Extracted data entries ▸
▬▬▬

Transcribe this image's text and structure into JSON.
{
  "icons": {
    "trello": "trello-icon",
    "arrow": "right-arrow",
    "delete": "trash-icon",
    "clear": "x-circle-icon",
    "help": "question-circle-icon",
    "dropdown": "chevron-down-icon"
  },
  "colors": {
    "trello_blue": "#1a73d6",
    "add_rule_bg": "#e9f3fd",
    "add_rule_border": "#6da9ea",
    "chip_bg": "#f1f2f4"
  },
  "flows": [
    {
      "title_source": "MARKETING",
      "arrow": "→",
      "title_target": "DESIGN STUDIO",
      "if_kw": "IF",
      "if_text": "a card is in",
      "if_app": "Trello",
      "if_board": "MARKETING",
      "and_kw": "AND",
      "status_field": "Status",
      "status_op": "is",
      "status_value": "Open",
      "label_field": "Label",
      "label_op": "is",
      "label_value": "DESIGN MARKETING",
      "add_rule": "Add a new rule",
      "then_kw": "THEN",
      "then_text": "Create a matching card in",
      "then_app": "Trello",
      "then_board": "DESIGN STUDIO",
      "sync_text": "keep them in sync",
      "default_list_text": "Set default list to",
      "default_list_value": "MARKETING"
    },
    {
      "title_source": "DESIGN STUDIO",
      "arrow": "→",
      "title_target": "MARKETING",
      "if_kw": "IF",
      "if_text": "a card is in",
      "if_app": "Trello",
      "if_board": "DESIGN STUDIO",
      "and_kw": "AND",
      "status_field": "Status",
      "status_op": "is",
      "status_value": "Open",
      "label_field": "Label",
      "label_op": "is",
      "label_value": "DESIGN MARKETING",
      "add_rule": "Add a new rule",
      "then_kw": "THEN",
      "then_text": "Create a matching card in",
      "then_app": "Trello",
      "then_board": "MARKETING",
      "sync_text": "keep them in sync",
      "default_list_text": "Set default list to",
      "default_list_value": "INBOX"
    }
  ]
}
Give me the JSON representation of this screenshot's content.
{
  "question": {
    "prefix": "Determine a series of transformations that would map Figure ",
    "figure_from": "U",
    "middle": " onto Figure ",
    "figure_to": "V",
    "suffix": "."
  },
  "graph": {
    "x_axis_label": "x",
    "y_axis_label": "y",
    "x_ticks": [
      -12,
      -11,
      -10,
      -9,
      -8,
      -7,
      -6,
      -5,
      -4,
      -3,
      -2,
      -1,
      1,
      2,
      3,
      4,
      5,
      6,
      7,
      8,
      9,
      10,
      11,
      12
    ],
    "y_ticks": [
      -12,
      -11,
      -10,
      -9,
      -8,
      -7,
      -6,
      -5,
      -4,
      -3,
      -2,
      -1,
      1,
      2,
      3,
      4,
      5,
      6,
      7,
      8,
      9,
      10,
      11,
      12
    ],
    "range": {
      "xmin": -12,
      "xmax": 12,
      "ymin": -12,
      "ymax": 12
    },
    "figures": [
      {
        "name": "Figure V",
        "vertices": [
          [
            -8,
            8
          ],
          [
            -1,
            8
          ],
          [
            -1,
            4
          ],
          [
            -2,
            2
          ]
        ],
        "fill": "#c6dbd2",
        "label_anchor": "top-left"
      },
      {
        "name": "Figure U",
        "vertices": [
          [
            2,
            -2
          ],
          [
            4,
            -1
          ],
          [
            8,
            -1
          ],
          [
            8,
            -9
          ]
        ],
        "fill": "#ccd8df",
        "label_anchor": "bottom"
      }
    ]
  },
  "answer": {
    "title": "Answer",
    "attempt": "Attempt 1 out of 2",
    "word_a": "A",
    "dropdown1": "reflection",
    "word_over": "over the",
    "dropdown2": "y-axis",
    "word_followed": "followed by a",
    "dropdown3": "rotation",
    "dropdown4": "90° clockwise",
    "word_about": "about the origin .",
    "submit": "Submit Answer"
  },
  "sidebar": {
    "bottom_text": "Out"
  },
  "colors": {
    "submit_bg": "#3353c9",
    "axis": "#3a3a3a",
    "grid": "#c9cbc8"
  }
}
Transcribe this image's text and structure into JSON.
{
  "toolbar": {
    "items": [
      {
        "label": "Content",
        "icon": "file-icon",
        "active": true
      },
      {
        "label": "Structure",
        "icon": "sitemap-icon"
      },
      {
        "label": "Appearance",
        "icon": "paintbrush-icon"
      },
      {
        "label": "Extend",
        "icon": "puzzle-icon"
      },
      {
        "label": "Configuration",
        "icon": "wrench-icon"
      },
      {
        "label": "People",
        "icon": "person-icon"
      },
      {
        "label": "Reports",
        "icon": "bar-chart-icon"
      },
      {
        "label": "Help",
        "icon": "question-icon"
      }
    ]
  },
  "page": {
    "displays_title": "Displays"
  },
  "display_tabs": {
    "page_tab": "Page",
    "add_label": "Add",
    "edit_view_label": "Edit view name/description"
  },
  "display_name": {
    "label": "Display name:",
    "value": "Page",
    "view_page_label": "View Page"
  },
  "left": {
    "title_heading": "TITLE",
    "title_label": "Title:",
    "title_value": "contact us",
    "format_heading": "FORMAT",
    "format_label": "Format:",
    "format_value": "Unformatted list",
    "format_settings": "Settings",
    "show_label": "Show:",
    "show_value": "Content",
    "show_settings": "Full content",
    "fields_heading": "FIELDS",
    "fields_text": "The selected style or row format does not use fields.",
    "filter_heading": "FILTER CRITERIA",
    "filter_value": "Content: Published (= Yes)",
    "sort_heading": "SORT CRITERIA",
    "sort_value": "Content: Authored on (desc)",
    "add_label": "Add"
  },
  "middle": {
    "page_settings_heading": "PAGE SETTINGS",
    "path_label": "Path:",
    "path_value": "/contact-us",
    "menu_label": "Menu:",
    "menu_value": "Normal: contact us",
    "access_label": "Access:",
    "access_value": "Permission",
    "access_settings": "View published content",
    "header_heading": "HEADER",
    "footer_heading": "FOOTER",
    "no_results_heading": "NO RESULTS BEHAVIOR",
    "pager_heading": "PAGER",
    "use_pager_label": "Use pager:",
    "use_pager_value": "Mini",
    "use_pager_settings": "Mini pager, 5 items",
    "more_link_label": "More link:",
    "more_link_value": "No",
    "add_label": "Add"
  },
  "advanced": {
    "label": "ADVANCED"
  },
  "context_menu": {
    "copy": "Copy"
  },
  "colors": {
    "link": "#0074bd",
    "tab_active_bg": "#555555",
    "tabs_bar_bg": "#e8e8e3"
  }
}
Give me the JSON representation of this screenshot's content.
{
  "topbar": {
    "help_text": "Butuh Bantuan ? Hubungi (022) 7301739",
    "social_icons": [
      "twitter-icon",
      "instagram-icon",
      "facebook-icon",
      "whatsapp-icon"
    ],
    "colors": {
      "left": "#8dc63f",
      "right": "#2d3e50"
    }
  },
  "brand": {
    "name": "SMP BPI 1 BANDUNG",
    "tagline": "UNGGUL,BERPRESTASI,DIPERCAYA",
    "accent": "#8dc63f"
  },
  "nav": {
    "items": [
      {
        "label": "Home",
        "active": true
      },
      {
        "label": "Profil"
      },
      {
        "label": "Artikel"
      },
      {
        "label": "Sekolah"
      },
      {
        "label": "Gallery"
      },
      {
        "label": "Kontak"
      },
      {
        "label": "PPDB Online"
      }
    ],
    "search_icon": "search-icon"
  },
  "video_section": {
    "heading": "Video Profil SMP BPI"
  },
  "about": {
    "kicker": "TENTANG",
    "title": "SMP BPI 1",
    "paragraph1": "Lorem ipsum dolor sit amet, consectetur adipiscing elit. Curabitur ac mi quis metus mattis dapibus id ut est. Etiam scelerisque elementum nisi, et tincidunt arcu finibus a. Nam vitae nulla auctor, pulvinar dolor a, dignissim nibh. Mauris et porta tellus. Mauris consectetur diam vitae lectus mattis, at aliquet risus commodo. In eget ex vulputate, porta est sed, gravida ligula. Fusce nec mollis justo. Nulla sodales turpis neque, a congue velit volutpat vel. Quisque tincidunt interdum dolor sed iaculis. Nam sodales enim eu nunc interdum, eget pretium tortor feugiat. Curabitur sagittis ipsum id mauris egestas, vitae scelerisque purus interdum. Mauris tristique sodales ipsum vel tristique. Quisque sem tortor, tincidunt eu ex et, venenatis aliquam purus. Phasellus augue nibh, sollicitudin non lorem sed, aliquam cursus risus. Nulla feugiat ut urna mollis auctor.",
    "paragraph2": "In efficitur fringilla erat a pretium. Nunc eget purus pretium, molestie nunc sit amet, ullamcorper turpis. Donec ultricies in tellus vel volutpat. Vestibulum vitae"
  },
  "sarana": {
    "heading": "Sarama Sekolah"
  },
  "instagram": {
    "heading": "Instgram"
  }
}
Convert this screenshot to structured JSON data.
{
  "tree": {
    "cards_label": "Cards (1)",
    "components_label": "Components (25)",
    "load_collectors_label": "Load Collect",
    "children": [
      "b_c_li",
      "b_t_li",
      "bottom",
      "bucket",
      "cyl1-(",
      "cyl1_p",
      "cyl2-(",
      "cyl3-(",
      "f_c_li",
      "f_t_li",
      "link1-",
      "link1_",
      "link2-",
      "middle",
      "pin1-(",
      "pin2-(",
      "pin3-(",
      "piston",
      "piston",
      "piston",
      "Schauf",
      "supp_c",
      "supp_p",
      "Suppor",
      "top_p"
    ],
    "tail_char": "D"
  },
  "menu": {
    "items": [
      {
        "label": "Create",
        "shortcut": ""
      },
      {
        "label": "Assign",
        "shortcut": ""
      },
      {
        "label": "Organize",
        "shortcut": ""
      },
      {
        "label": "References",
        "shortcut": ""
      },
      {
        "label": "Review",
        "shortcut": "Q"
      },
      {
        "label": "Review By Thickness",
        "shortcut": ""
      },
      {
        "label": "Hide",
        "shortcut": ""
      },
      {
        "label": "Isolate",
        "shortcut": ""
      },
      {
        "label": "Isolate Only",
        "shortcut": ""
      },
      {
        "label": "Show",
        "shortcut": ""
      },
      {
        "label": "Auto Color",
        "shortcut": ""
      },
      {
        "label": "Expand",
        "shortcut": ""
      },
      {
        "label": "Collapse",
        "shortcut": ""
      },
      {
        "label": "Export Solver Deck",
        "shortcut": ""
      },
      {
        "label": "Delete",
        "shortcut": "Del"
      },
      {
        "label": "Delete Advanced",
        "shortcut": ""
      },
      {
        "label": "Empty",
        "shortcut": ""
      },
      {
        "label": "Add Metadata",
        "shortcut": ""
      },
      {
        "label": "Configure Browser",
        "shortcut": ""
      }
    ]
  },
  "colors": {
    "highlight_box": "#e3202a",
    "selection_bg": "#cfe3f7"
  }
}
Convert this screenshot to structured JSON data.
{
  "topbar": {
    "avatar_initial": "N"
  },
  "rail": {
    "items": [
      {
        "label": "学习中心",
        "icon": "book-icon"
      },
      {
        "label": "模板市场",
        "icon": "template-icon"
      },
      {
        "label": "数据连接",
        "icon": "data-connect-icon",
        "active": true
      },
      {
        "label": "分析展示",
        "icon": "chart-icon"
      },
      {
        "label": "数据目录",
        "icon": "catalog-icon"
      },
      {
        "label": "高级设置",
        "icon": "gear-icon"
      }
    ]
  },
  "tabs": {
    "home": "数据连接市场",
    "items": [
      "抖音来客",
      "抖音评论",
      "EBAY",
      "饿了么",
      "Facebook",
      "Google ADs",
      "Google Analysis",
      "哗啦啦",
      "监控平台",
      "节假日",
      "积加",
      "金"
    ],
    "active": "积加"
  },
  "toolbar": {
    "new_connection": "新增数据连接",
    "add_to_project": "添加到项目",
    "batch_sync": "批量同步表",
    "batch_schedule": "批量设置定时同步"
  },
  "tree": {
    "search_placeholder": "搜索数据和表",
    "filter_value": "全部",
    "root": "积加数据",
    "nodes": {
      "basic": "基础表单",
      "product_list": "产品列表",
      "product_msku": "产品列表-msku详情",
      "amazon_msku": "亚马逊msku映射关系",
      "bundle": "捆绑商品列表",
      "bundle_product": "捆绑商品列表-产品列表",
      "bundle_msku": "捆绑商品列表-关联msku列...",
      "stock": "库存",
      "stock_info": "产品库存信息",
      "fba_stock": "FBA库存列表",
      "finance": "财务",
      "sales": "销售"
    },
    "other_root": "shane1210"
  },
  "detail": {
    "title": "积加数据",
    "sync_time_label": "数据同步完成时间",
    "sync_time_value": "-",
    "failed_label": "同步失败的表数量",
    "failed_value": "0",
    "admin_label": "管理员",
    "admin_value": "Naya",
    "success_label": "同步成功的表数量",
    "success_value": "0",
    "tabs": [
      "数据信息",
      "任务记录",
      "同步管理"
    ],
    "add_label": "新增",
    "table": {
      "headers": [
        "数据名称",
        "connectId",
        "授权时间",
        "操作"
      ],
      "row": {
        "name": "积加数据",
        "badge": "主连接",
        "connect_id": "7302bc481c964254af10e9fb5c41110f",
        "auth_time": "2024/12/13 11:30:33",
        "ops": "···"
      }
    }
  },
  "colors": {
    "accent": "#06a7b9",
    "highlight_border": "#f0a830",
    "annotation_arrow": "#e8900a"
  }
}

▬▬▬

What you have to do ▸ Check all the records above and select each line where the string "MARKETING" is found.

Response to the exercise ▸
      "title_source": "MARKETING",
      "if_board": "MARKETING",
      "label_value": "DESIGN MARKETING",
      "default_list_value": "MARKETING"
      "title_target": "MARKETING",
      "label_value": "DESIGN MARKETING",
      "then_board": "MARKETING",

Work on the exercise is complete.